ACTION ITEM
Among the entries below, find the lines with "false" and copy them.

[Collected data]
§ §
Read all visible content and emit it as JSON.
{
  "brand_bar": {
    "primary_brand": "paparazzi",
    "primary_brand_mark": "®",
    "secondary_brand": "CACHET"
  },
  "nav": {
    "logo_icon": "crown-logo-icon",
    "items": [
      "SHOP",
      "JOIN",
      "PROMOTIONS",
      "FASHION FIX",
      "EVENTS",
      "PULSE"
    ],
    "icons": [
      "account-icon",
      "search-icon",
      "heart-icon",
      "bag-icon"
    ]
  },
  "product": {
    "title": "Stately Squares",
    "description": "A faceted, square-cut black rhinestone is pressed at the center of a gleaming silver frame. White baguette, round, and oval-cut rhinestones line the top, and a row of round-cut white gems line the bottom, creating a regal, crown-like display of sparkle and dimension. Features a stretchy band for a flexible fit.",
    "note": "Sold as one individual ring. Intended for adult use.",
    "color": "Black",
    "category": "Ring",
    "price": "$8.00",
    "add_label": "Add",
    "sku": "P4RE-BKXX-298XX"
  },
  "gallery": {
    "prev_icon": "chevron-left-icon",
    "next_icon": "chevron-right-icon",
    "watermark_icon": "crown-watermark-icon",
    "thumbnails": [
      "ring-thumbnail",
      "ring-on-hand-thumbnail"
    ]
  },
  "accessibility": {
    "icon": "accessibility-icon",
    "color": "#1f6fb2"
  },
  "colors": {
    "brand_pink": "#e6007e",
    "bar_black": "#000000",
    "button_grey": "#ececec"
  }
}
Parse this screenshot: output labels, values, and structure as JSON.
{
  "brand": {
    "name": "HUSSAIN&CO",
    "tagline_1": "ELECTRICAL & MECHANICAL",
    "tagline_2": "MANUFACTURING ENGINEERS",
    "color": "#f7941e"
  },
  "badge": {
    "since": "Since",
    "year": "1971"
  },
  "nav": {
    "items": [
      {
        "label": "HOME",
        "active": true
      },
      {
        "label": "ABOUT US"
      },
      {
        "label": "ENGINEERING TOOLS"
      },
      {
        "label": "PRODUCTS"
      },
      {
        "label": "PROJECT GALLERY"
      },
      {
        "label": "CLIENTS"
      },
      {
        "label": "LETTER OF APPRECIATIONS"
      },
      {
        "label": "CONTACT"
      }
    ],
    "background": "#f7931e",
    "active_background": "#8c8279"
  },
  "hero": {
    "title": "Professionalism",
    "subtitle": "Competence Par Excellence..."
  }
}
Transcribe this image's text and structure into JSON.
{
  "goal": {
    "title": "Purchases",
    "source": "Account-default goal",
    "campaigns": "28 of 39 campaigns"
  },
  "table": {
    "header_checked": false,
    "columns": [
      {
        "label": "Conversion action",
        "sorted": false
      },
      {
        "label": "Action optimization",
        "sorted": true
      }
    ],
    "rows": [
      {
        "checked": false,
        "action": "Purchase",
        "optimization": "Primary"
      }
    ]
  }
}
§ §
SOLUTION TO THE PROBLEM
    "header_checked": false,
        "sorted": false
        "checked": false,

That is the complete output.